What I take issue with is the implication that we can devise a carefully planned process to construct a set of attitudes and behaviours that collectively equal compassion – like following a recipe to produce a meal with a certain taste.
We have spent the last year in my trust, pre-Francis, observing, assessing and debating our culture, inspired by a general recognition that we didn’t have the embedded behaviours or relationships that would promote the very best care all the time. We noticed our language was full of “them” and “us” rather than a unified sense of purpose and support. Our surveys and feedback sessions told us people did not feel adequately valued and, perhaps most crucially, people felt more likely to be judged than supported when things went wrong. Underlying all the observations was a sense of overwhelming demand and an inability to influence.
We believe from our reflections that treating people with compassion comes from all of us feeling valued, supported and empowered. It isn’t a skill to be learnt; it’s a by-product of team or organisational cohesiveness.
We are now embarking on a programme of change based on this view and on the premise that culture is a set of consistent behaviours arising from clear, visible values. We had no difficulty reaffirming our values, but how do we create an organisational framework that enables them to be lived out and reinforced daily?
With the support of experienced coaches acting as ‘critical friends’, we have set up a clinical cabinet and staff forum to lead the change. We plan an intense programme of team building at the front line focused on autonomy and support. Clinicians and managers will be supported in delivering this through leadership development and coaching, and honest feedback will be a key expectation for us all.
I don’t know if this will deliver the change we all want to see. But I hope to share progress and hear comments from others on a similar quest. I don’t believe there is one template that successfully builds culture, although collectively agreeing the change we want to see seems critical. But cascading from individual forums and seeing impact across a widely dispersed set of services is the goal – yet to be achieved.
As my coach observes: “Angela is keen to take personal and collective action to learn how to develop a culture that enables the trust’s values and provides best care.

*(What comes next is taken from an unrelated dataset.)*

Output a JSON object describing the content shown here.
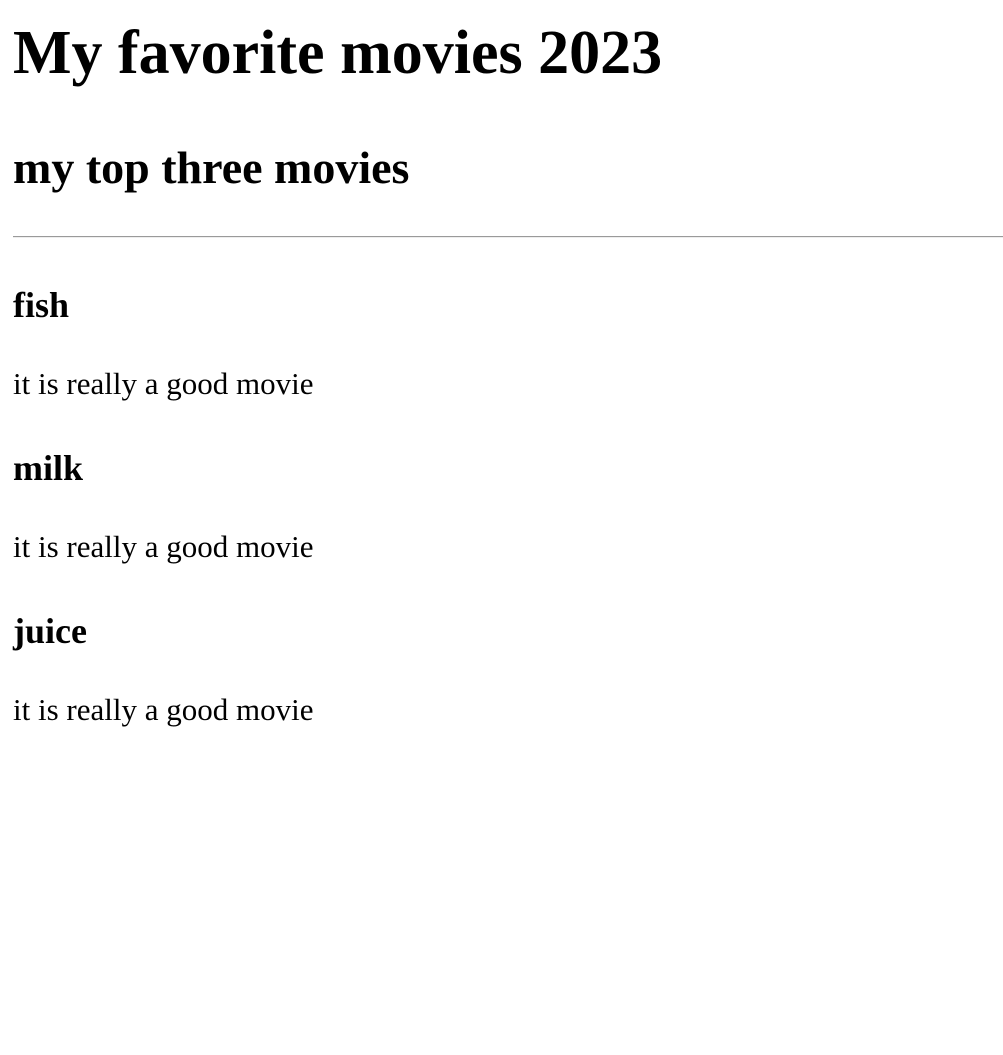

As we formulate first steps in the organisation, our essential questions are:
- how do dedicated health professionals create a culture that impedes best care?
- can we change culture?
- will any of the culture change models actually work here?”
I hope this post will stimulate other chief executives to share how they are embarking on the ‘culture change quest’, so that we can share learning and experience and generate new questions and ideas.
Angela McNab is chief executive of Kent and Medway NHS and Social Care Partnership Trust. Follow the trust on Twitter @kmptnhs.